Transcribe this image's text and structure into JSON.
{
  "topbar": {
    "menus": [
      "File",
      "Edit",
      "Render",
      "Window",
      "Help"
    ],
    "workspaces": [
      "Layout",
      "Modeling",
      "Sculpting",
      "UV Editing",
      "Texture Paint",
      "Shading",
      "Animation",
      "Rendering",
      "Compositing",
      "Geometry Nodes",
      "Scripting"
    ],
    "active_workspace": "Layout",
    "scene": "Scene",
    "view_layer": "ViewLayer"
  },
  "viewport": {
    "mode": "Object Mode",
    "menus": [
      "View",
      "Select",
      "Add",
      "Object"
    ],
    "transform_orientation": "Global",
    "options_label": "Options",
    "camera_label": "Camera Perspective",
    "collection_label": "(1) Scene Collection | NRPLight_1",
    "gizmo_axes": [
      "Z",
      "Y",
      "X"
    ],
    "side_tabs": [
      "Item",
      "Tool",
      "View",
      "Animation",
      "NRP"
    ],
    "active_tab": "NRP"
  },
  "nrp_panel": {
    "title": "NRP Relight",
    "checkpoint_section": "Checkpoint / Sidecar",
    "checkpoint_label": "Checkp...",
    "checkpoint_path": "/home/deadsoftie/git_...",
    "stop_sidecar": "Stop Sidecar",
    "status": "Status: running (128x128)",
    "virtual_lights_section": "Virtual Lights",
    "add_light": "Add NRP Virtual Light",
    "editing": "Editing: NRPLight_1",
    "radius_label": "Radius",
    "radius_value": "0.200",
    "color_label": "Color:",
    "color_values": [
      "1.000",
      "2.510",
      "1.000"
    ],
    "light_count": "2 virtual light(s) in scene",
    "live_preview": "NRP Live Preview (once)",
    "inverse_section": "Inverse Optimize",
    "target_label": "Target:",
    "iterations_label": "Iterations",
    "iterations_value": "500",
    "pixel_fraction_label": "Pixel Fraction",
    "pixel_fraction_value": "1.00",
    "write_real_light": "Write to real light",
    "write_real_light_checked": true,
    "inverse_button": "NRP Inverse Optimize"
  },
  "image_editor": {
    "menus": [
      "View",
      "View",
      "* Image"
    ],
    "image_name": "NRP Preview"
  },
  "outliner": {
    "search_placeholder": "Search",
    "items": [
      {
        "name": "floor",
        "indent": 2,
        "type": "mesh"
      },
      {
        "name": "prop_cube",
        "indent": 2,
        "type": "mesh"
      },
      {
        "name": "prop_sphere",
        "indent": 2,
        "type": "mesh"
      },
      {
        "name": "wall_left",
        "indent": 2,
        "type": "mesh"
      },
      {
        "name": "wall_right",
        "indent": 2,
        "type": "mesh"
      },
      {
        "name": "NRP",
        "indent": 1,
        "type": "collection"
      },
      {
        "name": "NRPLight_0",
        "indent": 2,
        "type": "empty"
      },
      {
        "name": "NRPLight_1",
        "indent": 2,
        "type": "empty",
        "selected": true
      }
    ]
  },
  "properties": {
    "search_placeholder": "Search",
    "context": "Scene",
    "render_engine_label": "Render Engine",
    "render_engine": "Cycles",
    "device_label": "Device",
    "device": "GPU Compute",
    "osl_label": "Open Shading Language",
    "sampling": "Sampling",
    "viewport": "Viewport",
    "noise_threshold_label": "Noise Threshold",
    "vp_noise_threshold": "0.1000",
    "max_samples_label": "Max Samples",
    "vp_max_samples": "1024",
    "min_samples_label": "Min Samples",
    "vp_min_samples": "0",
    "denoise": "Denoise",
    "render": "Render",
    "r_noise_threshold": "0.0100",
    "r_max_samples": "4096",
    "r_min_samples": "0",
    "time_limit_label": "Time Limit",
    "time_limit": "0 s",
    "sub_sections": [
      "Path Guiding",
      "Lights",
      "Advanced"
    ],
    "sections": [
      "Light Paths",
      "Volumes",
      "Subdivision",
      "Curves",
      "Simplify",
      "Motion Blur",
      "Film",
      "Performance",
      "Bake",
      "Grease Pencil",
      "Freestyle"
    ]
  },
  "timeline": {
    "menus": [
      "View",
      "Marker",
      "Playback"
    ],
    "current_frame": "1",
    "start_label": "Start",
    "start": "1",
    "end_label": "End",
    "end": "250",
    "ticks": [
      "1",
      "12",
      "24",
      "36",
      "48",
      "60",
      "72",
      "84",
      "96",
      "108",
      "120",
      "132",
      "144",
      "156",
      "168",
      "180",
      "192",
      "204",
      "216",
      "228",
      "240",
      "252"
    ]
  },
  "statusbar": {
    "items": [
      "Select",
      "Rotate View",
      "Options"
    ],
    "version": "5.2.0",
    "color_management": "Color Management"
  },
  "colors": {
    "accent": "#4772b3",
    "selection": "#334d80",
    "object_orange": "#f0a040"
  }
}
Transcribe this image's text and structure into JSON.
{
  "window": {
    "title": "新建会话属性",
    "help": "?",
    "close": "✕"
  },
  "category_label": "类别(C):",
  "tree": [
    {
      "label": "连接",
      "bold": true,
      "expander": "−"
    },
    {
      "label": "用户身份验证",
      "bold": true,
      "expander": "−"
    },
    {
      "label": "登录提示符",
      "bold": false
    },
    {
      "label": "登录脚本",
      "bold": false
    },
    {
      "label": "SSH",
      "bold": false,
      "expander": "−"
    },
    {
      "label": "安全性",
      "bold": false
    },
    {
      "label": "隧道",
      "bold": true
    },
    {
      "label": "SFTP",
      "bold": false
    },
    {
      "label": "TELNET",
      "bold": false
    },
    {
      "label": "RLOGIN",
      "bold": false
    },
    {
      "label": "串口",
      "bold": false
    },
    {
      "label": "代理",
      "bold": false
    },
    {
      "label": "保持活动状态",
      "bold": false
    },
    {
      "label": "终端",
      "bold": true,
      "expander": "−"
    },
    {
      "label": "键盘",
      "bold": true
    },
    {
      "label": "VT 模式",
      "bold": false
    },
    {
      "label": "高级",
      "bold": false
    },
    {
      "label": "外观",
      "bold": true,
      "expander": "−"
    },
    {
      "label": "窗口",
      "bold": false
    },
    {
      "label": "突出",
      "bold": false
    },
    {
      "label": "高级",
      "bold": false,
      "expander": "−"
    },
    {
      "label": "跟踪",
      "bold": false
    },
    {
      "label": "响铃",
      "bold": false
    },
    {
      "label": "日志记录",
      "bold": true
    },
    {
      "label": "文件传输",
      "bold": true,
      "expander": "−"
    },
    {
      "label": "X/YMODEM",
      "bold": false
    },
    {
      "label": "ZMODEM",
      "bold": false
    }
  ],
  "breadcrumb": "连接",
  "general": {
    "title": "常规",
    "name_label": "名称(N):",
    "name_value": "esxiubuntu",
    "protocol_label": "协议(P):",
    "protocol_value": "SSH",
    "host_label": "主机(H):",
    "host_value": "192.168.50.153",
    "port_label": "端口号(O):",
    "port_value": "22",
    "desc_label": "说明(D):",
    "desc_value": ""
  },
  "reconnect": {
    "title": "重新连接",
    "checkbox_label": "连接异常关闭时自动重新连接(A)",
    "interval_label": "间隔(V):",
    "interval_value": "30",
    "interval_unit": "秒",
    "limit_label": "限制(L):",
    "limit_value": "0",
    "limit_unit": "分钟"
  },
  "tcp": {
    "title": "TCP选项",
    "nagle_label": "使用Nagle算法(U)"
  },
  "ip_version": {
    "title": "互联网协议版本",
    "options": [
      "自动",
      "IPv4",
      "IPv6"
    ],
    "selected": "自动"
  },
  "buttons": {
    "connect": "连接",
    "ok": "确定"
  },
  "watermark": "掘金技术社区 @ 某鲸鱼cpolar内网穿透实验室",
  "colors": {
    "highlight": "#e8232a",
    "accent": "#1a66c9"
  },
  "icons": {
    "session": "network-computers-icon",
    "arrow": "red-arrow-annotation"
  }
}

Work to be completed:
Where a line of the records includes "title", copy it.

Task response:
    "title": "NRP Relight",
    "title": "新建会话属性",
    "title": "常规",
    "title": "重新连接",
    "title": "TCP选项",
    "title": "互联网协议版本",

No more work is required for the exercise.